Here’s an example of a short text with linking words used well:

“An essay comparing and contrasting University education in the USA and Australia

The Western style of education has gained popularity over the last decade. Many foreign students come to countries like Australia and the USA to study at university and improve their employment prospects. In this essay I will briefly compare and contrast these two countries in terms of their appeal to foreign students.
There are many similarities between the two countries. Firstly, they both have a very multicultural population so it is possible to enjoy food from your own country when homesickness arises. Also, as they are both large countries it is possible to find an institution in an area with a climate that suits you. Another similarity is that their tertiary institutions have a reputation of quality and excellence in academia.
On the other hand, there are some appreciable differences. The main one is that education in the USA is much more expensive than in Australia. However, many students think that it is worth paying the extra money as some American universities have a world-wide reputation. Furthermore, as the USA has a much larger population there are a wider range of institutions to choose from and naturally, a wider range of courses.
To sum up, America offers more choice and a more acknowledged reputation, but at a higher cost. Australia offers similar quality but is cheaper if you can find the course that you want.”


Good, isn’t it? One of the reasons it is good is the linking words it uses: Firstly, Also, Another similarity is that, On the other hand, Furthermore…

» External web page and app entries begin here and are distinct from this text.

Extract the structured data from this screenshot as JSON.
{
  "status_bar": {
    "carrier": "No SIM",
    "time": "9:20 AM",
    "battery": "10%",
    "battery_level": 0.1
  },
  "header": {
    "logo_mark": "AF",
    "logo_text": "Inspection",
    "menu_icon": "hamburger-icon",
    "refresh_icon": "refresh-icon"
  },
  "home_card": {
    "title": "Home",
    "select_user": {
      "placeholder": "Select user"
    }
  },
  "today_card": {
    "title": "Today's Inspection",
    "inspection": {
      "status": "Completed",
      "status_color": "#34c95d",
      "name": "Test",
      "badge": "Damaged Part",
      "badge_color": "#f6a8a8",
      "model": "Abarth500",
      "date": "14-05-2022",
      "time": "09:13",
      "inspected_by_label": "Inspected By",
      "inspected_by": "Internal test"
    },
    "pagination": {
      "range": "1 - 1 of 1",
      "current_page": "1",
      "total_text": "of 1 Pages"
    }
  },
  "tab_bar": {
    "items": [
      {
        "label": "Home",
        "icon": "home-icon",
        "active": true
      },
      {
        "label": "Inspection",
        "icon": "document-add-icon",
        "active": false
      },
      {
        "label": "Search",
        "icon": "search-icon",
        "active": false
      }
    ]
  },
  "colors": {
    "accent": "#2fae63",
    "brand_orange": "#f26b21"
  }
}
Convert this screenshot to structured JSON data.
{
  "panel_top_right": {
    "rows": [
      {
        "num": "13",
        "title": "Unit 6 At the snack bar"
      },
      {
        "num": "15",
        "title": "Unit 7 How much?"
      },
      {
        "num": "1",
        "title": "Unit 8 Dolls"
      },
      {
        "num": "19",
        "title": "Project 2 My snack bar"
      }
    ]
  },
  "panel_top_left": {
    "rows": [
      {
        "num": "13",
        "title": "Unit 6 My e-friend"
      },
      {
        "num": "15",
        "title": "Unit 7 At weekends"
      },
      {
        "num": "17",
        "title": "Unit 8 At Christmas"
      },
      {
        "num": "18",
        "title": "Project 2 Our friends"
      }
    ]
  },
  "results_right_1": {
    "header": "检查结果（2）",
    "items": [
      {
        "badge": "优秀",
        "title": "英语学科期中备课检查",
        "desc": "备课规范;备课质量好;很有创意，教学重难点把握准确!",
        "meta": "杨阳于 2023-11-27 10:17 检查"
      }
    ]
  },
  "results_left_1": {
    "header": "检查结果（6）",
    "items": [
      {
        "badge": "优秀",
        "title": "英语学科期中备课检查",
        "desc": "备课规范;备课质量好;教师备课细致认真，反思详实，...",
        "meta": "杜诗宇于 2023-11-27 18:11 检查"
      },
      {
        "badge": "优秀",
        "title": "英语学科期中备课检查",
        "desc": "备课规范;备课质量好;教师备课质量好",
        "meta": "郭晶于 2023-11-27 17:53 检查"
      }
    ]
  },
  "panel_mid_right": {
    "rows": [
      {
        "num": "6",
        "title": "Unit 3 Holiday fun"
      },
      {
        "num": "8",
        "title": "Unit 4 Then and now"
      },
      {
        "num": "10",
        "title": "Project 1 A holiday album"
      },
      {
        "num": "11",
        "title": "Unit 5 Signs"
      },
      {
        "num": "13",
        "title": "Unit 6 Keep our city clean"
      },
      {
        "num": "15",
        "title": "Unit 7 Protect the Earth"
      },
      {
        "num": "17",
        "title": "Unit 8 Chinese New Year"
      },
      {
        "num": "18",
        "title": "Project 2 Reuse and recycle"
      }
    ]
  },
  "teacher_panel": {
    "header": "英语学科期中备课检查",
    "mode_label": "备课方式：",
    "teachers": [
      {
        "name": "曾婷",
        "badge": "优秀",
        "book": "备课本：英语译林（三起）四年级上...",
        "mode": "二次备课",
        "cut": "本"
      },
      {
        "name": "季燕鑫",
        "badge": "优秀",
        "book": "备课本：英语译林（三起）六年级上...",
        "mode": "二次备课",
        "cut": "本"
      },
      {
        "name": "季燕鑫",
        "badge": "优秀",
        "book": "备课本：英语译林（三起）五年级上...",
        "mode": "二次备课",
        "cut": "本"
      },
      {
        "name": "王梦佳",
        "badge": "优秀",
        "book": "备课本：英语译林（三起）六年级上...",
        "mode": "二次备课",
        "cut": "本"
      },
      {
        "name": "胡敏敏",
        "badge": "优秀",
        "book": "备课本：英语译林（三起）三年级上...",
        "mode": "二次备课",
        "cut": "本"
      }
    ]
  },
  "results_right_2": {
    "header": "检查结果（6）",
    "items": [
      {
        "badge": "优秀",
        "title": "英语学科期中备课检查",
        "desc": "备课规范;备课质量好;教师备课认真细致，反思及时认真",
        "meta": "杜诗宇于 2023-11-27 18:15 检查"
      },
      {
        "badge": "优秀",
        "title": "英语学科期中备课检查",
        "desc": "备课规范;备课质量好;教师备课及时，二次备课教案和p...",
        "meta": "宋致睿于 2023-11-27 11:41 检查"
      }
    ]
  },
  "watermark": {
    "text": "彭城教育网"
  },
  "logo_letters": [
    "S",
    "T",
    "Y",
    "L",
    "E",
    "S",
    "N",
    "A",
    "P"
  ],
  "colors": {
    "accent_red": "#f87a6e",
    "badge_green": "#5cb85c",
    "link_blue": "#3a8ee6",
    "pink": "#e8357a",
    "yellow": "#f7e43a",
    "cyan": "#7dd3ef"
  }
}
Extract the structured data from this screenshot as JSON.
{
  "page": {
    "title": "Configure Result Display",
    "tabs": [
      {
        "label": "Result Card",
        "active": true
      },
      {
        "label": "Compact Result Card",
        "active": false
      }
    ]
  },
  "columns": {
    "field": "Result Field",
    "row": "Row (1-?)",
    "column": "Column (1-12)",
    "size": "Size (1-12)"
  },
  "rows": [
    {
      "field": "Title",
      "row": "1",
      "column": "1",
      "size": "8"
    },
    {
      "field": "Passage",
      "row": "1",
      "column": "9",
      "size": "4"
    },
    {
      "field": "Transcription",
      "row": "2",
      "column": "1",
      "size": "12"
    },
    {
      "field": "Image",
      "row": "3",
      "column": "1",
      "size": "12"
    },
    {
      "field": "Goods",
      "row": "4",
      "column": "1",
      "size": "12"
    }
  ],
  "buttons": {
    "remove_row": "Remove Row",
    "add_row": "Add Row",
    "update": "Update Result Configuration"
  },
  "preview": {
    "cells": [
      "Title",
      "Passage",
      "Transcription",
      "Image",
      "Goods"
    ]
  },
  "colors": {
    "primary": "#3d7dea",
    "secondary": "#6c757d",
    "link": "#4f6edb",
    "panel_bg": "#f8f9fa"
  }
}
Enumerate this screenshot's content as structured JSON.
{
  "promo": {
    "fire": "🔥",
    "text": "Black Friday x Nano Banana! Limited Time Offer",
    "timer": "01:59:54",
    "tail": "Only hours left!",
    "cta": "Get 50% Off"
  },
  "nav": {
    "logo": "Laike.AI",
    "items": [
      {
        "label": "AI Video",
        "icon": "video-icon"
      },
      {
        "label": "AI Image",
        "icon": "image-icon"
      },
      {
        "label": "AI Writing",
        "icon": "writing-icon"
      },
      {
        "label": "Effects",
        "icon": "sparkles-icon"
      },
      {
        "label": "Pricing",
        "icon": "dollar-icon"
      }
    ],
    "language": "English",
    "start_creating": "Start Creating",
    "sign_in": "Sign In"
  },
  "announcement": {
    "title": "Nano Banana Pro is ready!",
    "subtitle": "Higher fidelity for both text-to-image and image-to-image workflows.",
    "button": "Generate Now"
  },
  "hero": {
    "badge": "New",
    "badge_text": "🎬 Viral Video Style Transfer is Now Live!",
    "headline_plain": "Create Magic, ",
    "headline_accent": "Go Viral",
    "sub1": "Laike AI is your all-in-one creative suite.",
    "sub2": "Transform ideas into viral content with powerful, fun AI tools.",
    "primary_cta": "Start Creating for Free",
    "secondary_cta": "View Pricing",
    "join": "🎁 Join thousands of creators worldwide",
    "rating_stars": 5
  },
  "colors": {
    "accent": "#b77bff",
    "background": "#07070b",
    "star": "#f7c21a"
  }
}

You can improve your mastery of linking words consciously and subconsciously. You should do some exercises which focus on these words and you should read as much as you can in English to see how these words behave in their ‘natural habitat’!

Further reading and exercises: from RMIT University in Australia here.